Take a look at the Castle's magnificent State Apartments so that you can find out about life in the Castle during different times in history. View the medieval murals and impressive fireplace, amongst other things. Cardiff Castle will genuinely be a treat for your eyes and will be something you won't forget seeing.

You can also visit the National Museum Cardiff, which has plenty of fascinating collections on all manner of subjects, including the arts and zoology. Not only is it free, but it is also home to the National Museum of Art, where you can see works by a range of influential artists.

Mumbles

Mumbles
Mumbles

Just a few miles out from Swansea is Mumbles, a small but vibrant coastal town. From Swansea Bay waterfront, you're able to see a panoramic view of the distant city as well as Mumble's Lighthouse and cliff tops.

There's an attractive promenade that's been recently updated, full of shops or restaurants for you to occupy yourself if you want a break from walking along the coast, taking in the beautiful views. You're able to treat yourself to an expensive meal or even prepare a picnic for a romantic dinner in a secluded spot.

Snowdonia National Park (Parc Cenedlaethol Eryri)

Snowdonia National Park
Snowdonia National Park

Located in the county of Gwynedd are picturesque mountains and hills of Snowdonia, which consists of over a dozen peaks, most over 3,000 feet high. This place is better known in Welsh as Eryri, with the most famous mountain of Snowdon being just over 3,500 feet tall. Access the summit on foot or by train.

Snowdon is so popular that it's one of the most visited sites in the UK, with around 4 million visitors per year! If you make it to its summit, you can see Bala Lake to the coast on a clear day, which is truly breathtaking.

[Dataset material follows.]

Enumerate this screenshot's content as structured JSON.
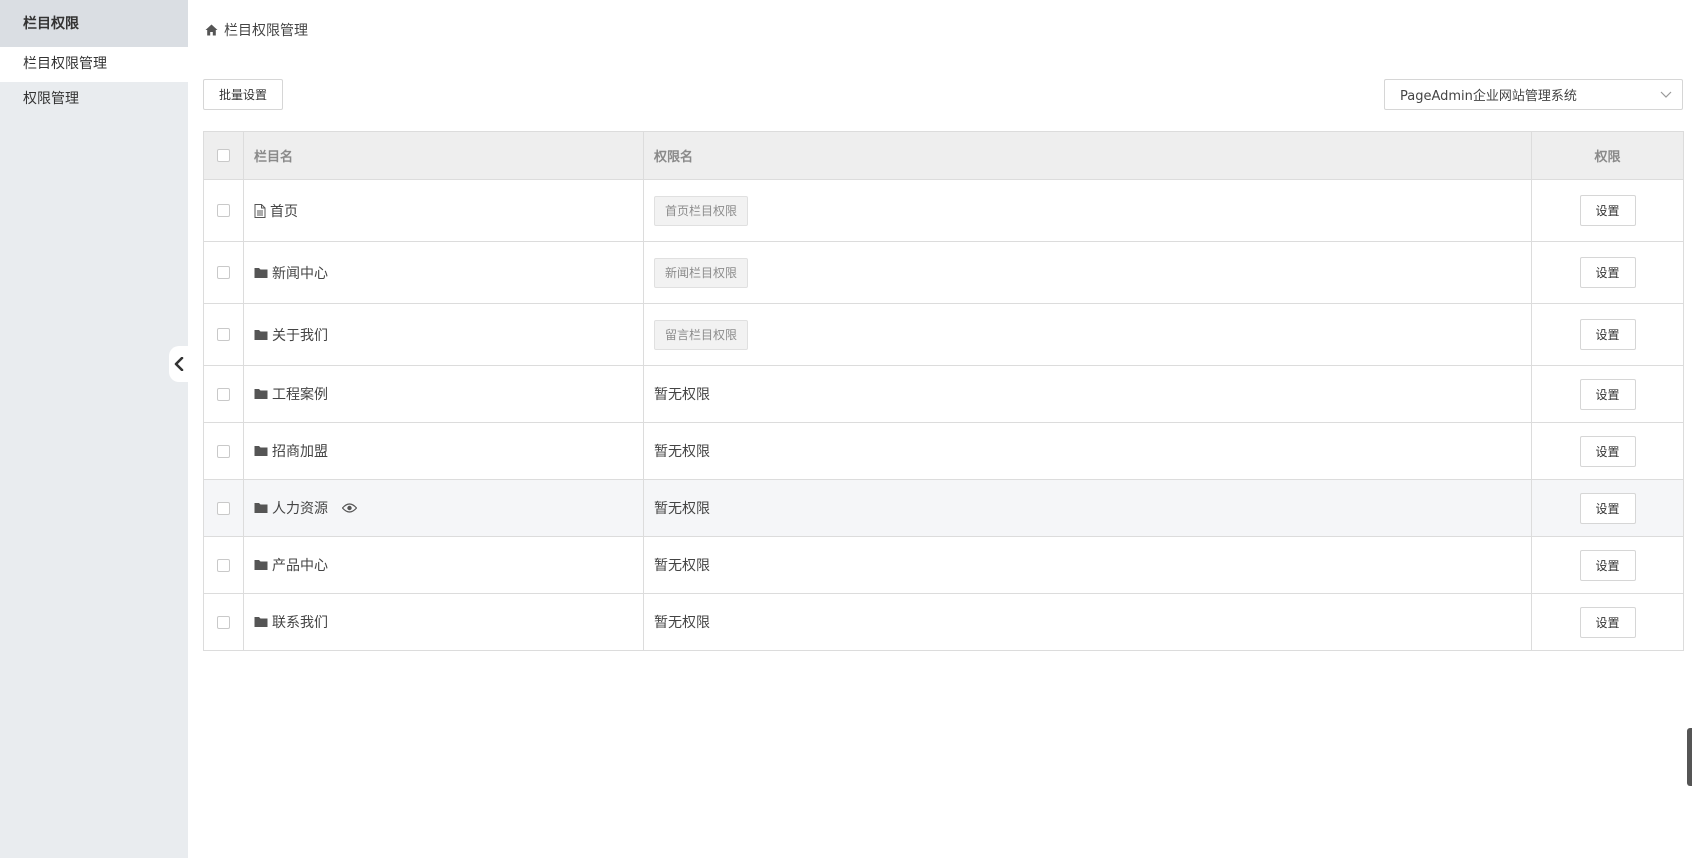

Additionally, Snowdonia National Park is a popular destination, thanks to its hiking trails, of which there are just under 1,500. Along with hiking, other popular activities include mountain climbing and cycling.

Tenby

Tenby
Tenby

Surrounded by award-winning sandy beaches, Tenby is a Pembrokeshire town, which is steeped in history. Unbelievably, the medieval castle walls built to protect the town from the Welsh rebellion are still standing today. Other places of historical value include Wale's oldest independent museum, the Tenby Museum and Art Gallery, and the Tudor Merchant's House, a National Trust Building.

For those of you that like a drink, the Tenby Harbour Brewery is a must-visit place. Home in a converted 18th-century warehouse, you can arrange to have a tour around it, as well as have tasting sessions. Their beers can be found in local pubs for you to enjoy whilst taking in the town's atmosphere.

If you feel like an adventure, you can get lost amongst the cobbled roads and enjoy the delights in each one. Alternatively, you can take a short boat ride to Caldey Island to visit its Cistercian Monks, who are infamous for their home-grown soaps and perfumes that are made from the island's herbs. You may even spot some of the local wildlife, perfect if you're a nature lover.

Knowing where you're planning to go allows you to prepare what you need, ensuring you have all the necessities you need. Doing this takes a lot of stress away, leaving you to enjoy your holiday. With how the last couple of years have been, you're entitled to enjoy some rest and recovery, either by yourself or with your loved ones. Camping in Wales is a great way to do this, away from the confines of being inside and outside, appreciating the picturesque natural beauty that Wales has to offer. It's a priceless experience that you'll never forget and will want to repeat, and who can blame you?